Pro Tip:  You can use ProcessKit’s template-emails feature to build out email templates just like this one, dynamically fill them with key information, and actually send them off directly from your tasks!  See this video on how it works.

Showing progress during onboarding

Those weekly update emails can go a long way to keeping your client informed of “where things are at” on a week-to-week basis.  In many cases, that’s all you need.

But sometimes, it helps to give your client a little more visibility into the status of things.  This is where a dedicated client portal can serve your business—and your clients—well.

The key here is to help—don’t harm—the process.  

How to make a client portal actually help your process:

Pro Tip:  Use ProcessKit’s customizable client portals to automate and share key status updates with your clients and key stakeholders. 

However, don’t let your client portal do more harm than good. How might that happen?

Here are some ways a client portal can do more harm than good:

Optimize your client onboarding process & tasks

All of these improvements could do wonders for your client onboarding—and in turn, your business.  But only if you can actually execute them.  Efficiently.  Every.  Single.  Time.

That’s where your process comes in.

And that’s where your task management comes in.

It’s vitally important that your new client onboarding process is well documented, with all the key steps, instructions, time frames, and who’s responsible for which pieces.

But it’s not enough to just document your process.  You have actually executed it.  Repeatedly.

Your new client onboarding process needs to be converted into active tasks that your team can execute predictably.  And since you’re turning your process into tasks, it should be “smart”.

Here are a few ways to make your client onboarding process “smart.”

Use dynamic due dates

Stick to your ideal timeline by setting up dynamic, relative start, and due dates on key steps in your client onboarding process.  For example, if the drafting process hinges on when you complete the kickoff call, set it up to be due “5 days after the kickoff call occurs”.

Automate team assignments

You probably have multiple people involved in different aspects of your onboarding process.  For example, a project manager coordinates the kickoff call.  A writer prepares a content outline.  A technical assistant sets up the website.  And so on.

Build these assignments into your process.  Have a large team with multiple people filling each role?  Implement a dynamic role assignment system.

Use conditional logic

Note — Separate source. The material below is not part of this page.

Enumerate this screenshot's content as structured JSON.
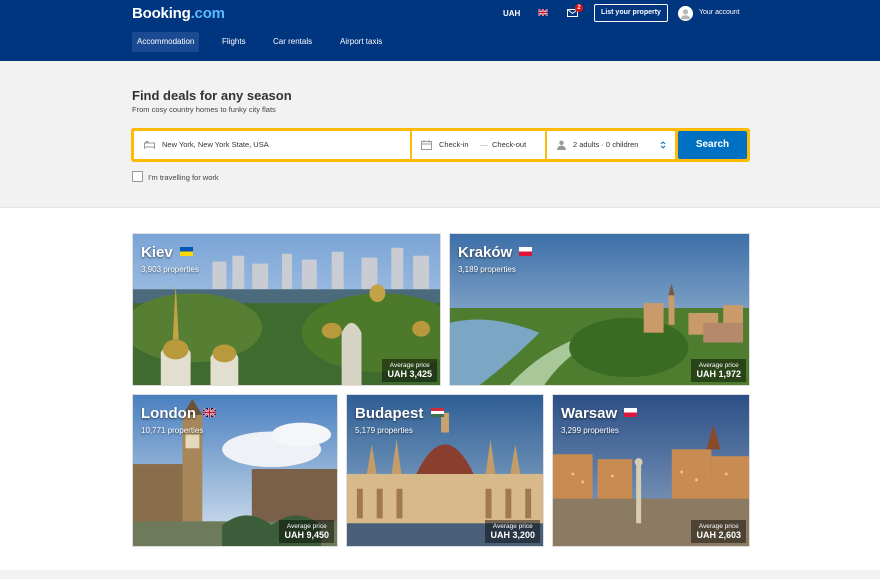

The goal, of course, is to make your process as predictable as possible.  But that doesn’t mean there won’t be variation!

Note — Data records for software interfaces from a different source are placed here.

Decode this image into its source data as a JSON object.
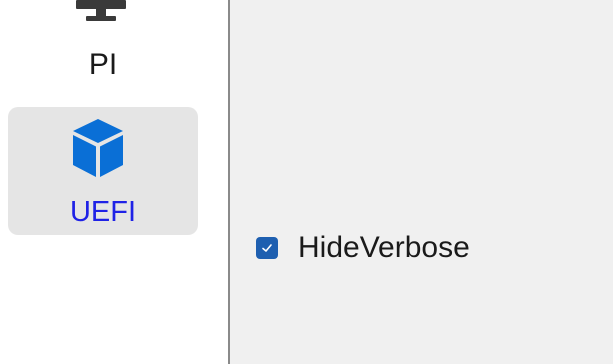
{
  "sidebar": {
    "items": [
      {
        "label": "PI",
        "icon": "monitor-icon",
        "selected": false
      },
      {
        "label": "UEFI",
        "icon": "cube-icon",
        "selected": true
      }
    ]
  },
  "main": {
    "options": [
      {
        "label": "HideVerbose",
        "checked": true
      }
    ]
  },
  "colors": {
    "accent": "#0a6fd6",
    "selected_label": "#1f22e6",
    "selected_bg": "#e5e5e5",
    "checkbox": "#1e5fb0"
  }
}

Build in conditional logic— ”if this, then that”—rules into your process to account for the most common scenarios and adjust automatically.

For example, if your new client uses WordPress, execute the steps involved in setting up their site with your favorite WordPress plugin.  Or if they’re on Squarespace, follow a different set of steps.

Keep clear visibility at all times

As you scale up your client onboarding process, you’ll want to maintain clear visibility into where everything is at—leaving nothing to fall through the cracks.

Your system needs to answer these questions for you, at a glance:

Pro Tip:  I created a 12-part video course to show you how you can automate your new client onboarding process with ProcessKit.  Dive in for free:  Process Automation for Service Companies

In sum, one of the keys to unlocking predictable growth in your agency is standarizing your agency client onboarding process. 

If you’d like to learn more about how ProcessKit can help you transform your agency client onboarding by freeing up time, space, and mental energy, click here.